KURTZ: Well, maybe that explains why I meet some of these glossy magazines, and I don't know who half the people are. Are gossip writers -- particularly with so many of them chasing the remaining celebrities and sort-of-famous and wannabe famous, are they used and manipulated by the "Brangelinas" of the world, the big stars and their P.R. people?

SMITH: Well, at least those big people that are using them like "Brangelina," they are using them for a good cause. They've just learned that if they want to raise money for this or that, they have to expose themselves to some extent.

I think the real problem is that there is no control on the way people gossip now. There are no editors, publishers, lawyers aren't -- the Internet is just wild. So these kids who are running or Perez Hilton, they are very clever and they deserve a lot of credit for making fabulous careers for themselves.

But I don't believe a word any of them write.

KURTZ: Well, if Liz Smith doesn't believe it, then I need to be skeptical too. Now Sean Penn is a pretty big star. He just won an Oscar and he made a big speech in defense of gay marriage. He is not one of your big fans, is he?

SMITH: Well, when I was introduced to him, he turned and ran out of the building without saying hello. And I thought...


KURTZ: How often does that happen?


SMITH: But I am very full of admiration for him. I didn't care. I thought it was funny.

KURTZ: Now you said earlier you were a co-founder of this women's Web site Wowowow. You said a few years ago that you had no time to read blogs, that you didn't really think much of the whole blog phenomenon. What made you change your mind?

SMITH: Oh, well, I mean, I'm like one of those people who had fabulous horses back when they invented the combustion engine. You know, I was just a Luddite. I was resisting moving forward. But now I've embraced the Web totally, even though I'm really inept at making it work.

But fortunately people come along and they help those of us senior citizens who are still trying to work.

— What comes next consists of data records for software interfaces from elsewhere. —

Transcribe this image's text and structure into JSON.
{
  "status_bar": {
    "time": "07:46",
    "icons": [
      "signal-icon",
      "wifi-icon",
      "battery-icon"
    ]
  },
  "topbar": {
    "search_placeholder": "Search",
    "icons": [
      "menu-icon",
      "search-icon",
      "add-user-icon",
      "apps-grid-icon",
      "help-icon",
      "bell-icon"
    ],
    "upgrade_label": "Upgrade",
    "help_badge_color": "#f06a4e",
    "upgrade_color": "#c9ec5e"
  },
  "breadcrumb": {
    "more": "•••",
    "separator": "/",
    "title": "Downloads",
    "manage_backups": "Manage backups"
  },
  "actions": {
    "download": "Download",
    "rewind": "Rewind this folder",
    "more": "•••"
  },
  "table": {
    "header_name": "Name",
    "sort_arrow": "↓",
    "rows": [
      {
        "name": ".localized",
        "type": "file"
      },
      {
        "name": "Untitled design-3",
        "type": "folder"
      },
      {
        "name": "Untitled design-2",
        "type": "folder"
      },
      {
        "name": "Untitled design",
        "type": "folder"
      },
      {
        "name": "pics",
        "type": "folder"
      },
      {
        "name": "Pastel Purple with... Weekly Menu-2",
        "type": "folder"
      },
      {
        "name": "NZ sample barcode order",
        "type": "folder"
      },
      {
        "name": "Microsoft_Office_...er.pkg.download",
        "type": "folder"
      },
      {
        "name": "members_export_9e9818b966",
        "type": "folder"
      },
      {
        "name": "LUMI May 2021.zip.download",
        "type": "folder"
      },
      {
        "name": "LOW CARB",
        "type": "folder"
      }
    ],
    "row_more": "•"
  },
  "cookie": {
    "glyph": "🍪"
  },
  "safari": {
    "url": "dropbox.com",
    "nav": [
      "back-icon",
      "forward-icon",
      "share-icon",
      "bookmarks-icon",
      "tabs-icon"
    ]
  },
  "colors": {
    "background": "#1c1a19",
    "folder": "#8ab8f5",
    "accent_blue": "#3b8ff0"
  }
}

KURTZ: The digitally-impaired get a little bit of assistance.


SMITH: Exactly.

KURTZ: All right. You're 86, you've done this for a long time. Why aren't you writing on a beach somewhere? Why do you still want to be in the gossip game?

SMITH: I don't have very many real personal aspects of my life, so I fell in love with my work. And I just enjoy it, Howard. I don't want to get out of the game yet. I want to declare myself invalid when I feel like I can't do it -- cut it anymore.

KURTZ: All right. Well, as long as you're writing, we will find some platform, some place to read you. Liz Smith, thanks very much for joining us.

SMITH: Thank you, Howard.